In 1984, a scary movie debuted called A Nightmare on Elm Street, birthing a scarred maniac who would lead a genre with a killer franchise for years to come. A lesser known thriller starring Dennis Quaid would make a relatively forgettable debut, though Dreamscape marked one of the first few films with a PG-13 rating and offered plot elements that were suspiciously familiar, slanted with a scientific versus supernatural bent. 26 years later, Hollywood doubles down again, seeking to reboot the Elm Street franchise while director Christopher Nolan offers us the more science-minded Inception. This time, it’s Freddy who is fairly forgettable, while Nolan’s dreamscape is a fascinating cerebral spin for a director who has yet to disappoint me.

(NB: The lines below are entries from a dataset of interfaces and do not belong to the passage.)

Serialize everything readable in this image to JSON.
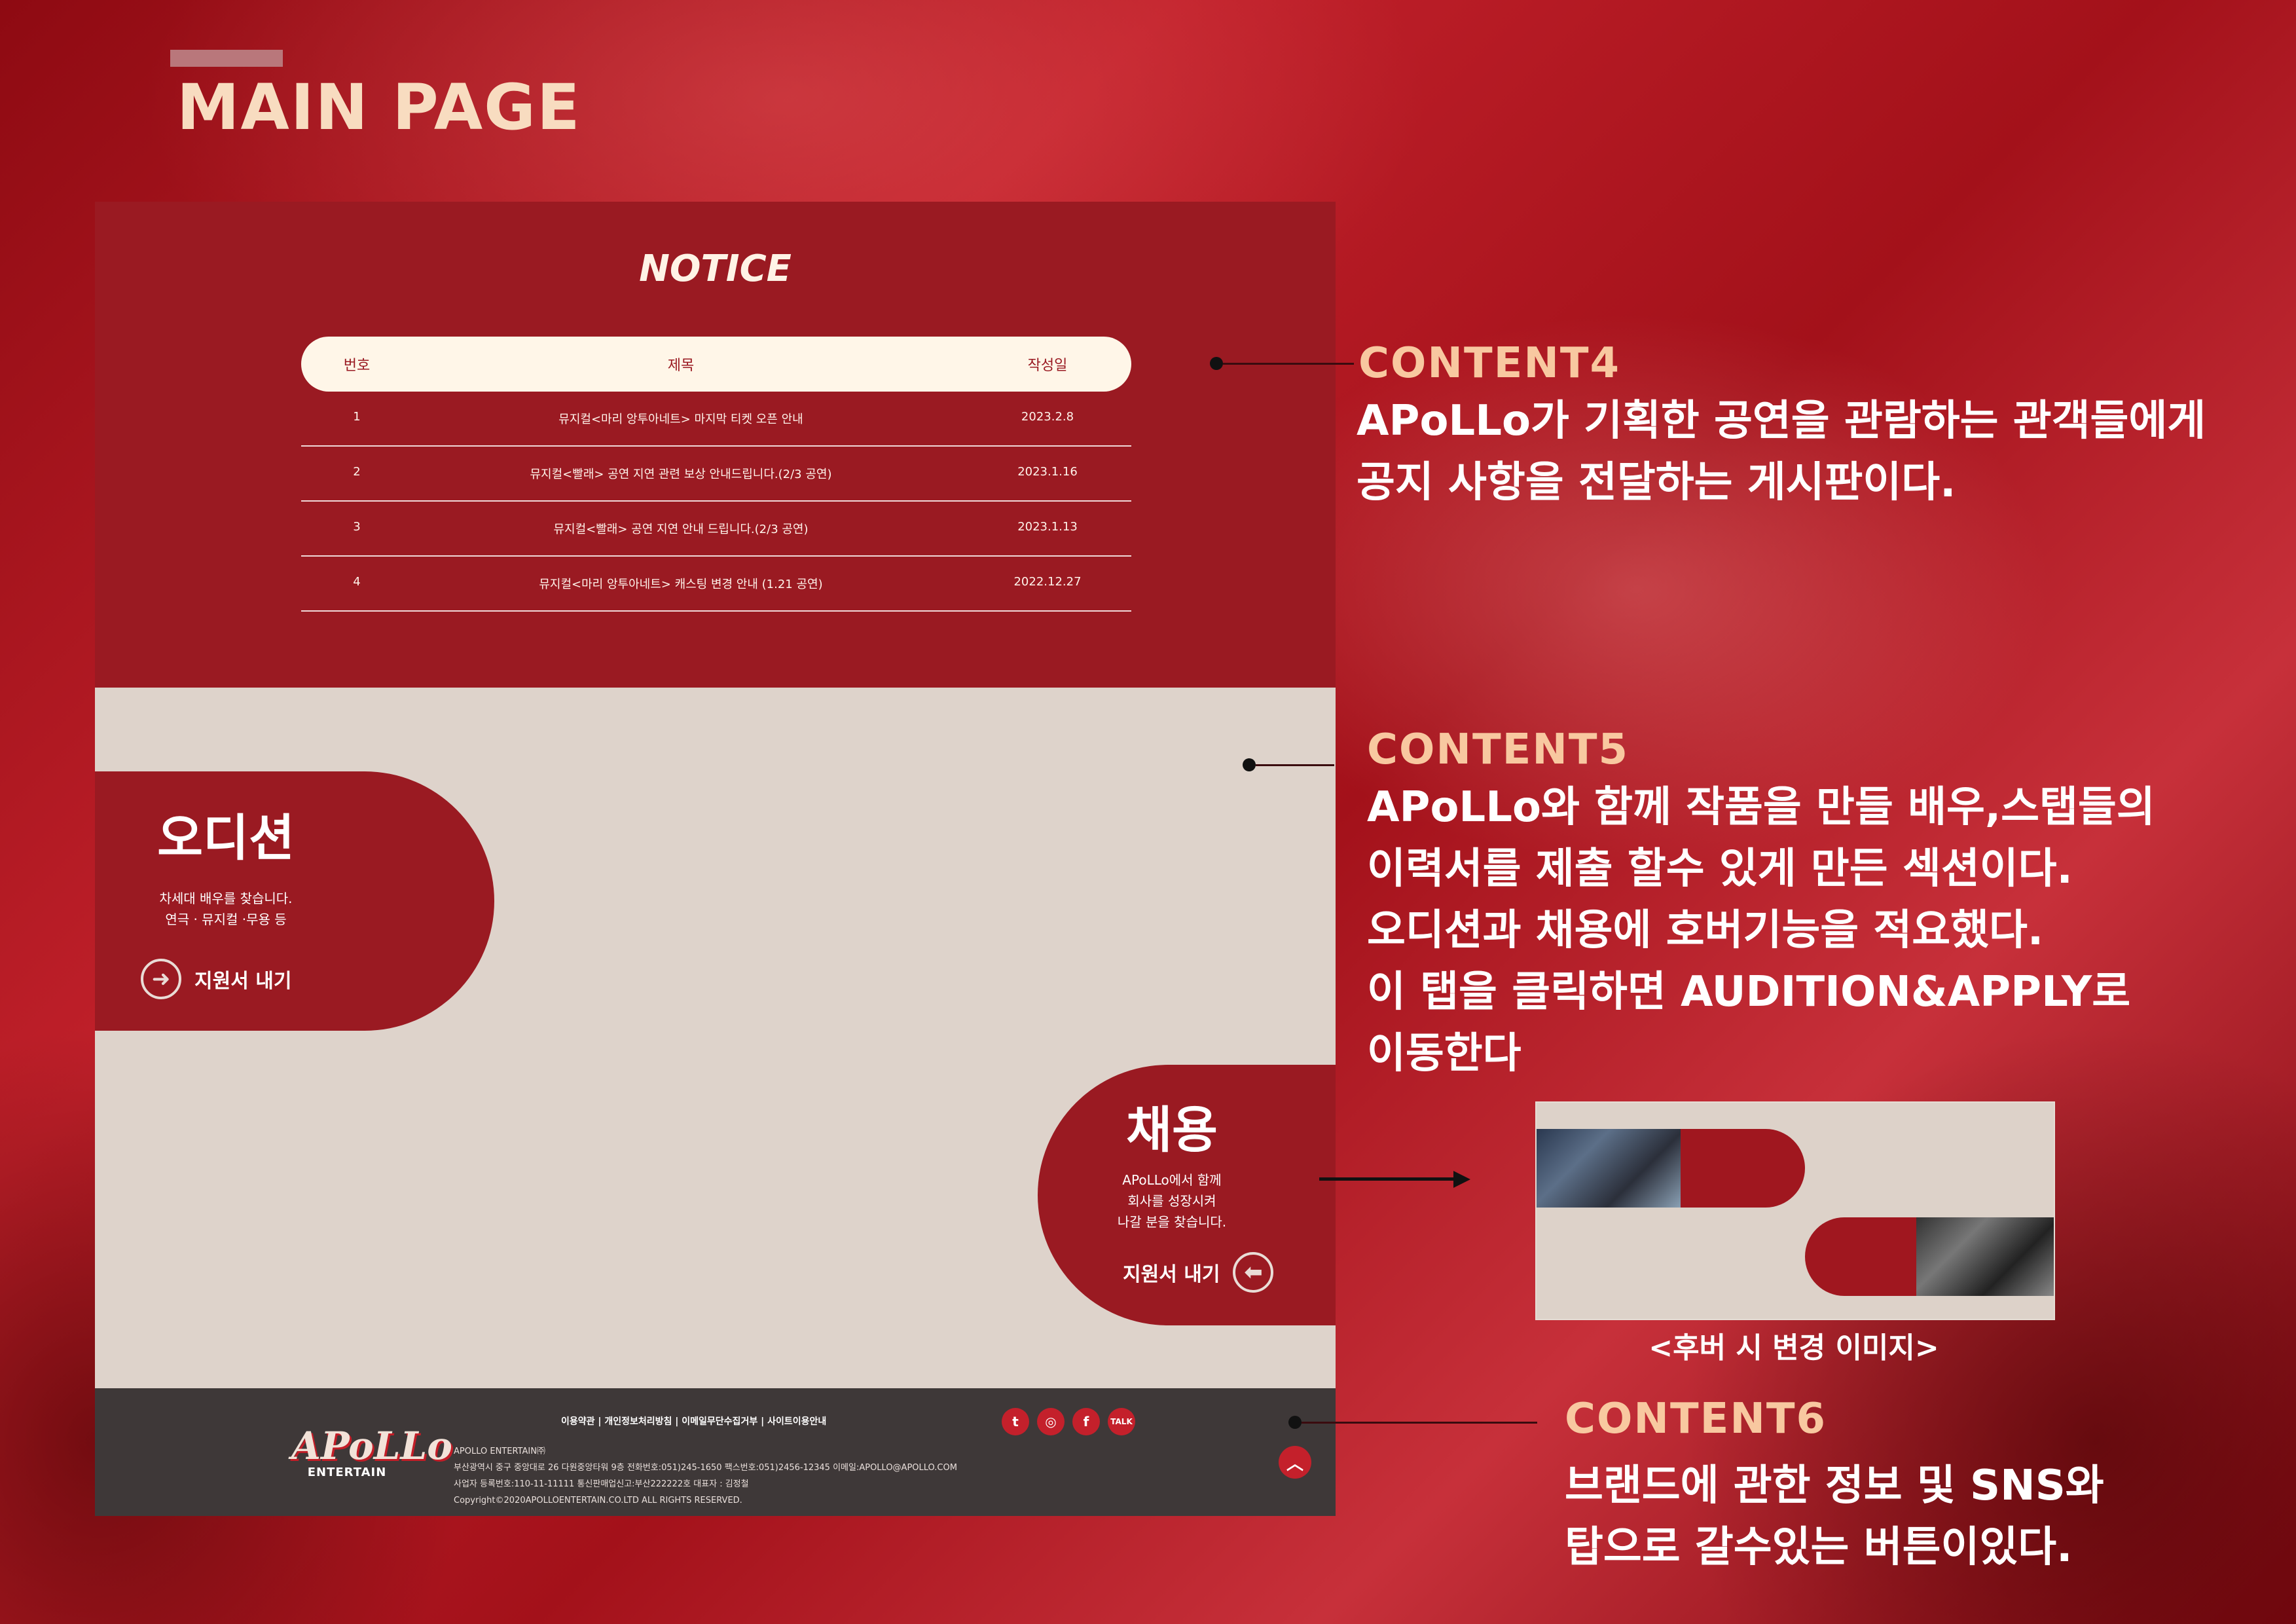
{
  "header": {
    "title": "MAIN PAGE"
  },
  "notice": {
    "title": "NOTICE",
    "columns": [
      "번호",
      "제목",
      "작성일"
    ],
    "rows": [
      {
        "no": "1",
        "title": "뮤지컬<마리 앙투아네트> 마지막 티켓 오픈 안내",
        "date": "2023.2.8"
      },
      {
        "no": "2",
        "title": "뮤지컬<빨래> 공연 지연 관련 보상 안내드립니다.(2/3 공연)",
        "date": "2023.1.16"
      },
      {
        "no": "3",
        "title": "뮤지컬<빨래> 공연 지연 안내 드립니다.(2/3 공연)",
        "date": "2023.1.13"
      },
      {
        "no": "4",
        "title": "뮤지컬<마리 앙투아네트> 캐스팅 변경 안내 (1.21 공연)",
        "date": "2022.12.27"
      }
    ]
  },
  "audition": {
    "title": "오디션",
    "desc_line1": "차세대 배우를 찾습니다.",
    "desc_line2": "연극 · 뮤지컬 ·무용 등",
    "apply_label": "지원서 내기",
    "icon": "arrow-right-icon"
  },
  "recruit": {
    "title": "채용",
    "desc_line1": "APoLLo에서 함께",
    "desc_line2": "회사를 성장시켜",
    "desc_line3": "나갈 분을 찾습니다.",
    "apply_label": "지원서 내기",
    "icon": "arrow-left-icon"
  },
  "footer": {
    "links": "이용약관  |  개인정보처리방침  |  이메일무단수집거부  |  사이트이용안내",
    "logo_main": "APoLLo",
    "logo_sub": "ENTERTAIN",
    "company": "APOLLO ENTERTAIN㈜",
    "address": "부산광역시 중구 중앙대로 26 다원중앙타워 9층 전화번호:051)245-1650 팩스번호:051)2456-12345 이메일:APOLLO@APOLLO.COM",
    "registration": "사업자 등록번호:110-11-11111 통신판매업신고:부산222222호 대표자 : 김정철",
    "copyright": "Copyright©2020APOLLOENTERTAIN.CO.LTD ALL RIGHTS RESERVED.",
    "sns": [
      "twitter-icon",
      "instagram-icon",
      "facebook-icon",
      "kakaotalk-icon"
    ],
    "top_icon": "chevron-up-icon"
  },
  "annotations": {
    "content4": {
      "heading": "CONTENT4",
      "line1": "APoLLo가 기획한 공연을 관람하는 관객들에게",
      "line2": "공지 사항을 전달하는 게시판이다."
    },
    "content5": {
      "heading": "CONTENT5",
      "line1": "APoLLo와 함께 작품을 만들 배우,스탭들의",
      "line2": "이력서를 제출 할수 있게 만든 섹션이다.",
      "line3": "오디션과 채용에 호버기능을 적요했다.",
      "line4": "이 탭을 클릭하면 AUDITION&APPLY로",
      "line5": "이동한다"
    },
    "hover_caption": "<후버 시 변경 이미지>",
    "content6": {
      "heading": "CONTENT6",
      "line1": "브랜드에 관한 정보 및 SNS와",
      "line2": "탑으로 갈수있는 버튼이있다."
    }
  },
  "colors": {
    "brand_red": "#9a1a22",
    "cream": "#fff6e8",
    "accent_heading": "#f8c8a0",
    "footer_bg": "#3e3838"
  }
}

Of course, Inception relies heavily on what the viewer does not know, so it’s difficult to review without spoilers. I believe this first video review walks that tightrope pretty well, dealing with the ideas and framework instead of plot points to prime thoughtful viewing. Subjective perception has permeated the wealth of this director’s films, and Nolan punctuates a body of cinematic work with thoughts on subjectivity and an idea virus that paradoxically speaks to both sin and the gospel.
I even threw in a subtle visual nod to a device used similarly in the film, but you’d have to be bored or insane to figure that out (and somebody out there just took that as a challenge).
Christopher Nolan’s greatest feat, in my mind, is making me like Leonardo DiCaprio. I’ve never been a fan, but after enjoying Gangs of New York despite him, tolerating him in The Departed, and begrudingly accepting him in Shutter Island, Nolan’s superlative direction of this film made Leo shine. Mr. DiCaprio, I’m going to repent for years of calling you DiCrapio and finally forgive you for Titanic. That is, unless this is all a dream… or a dream within a dream…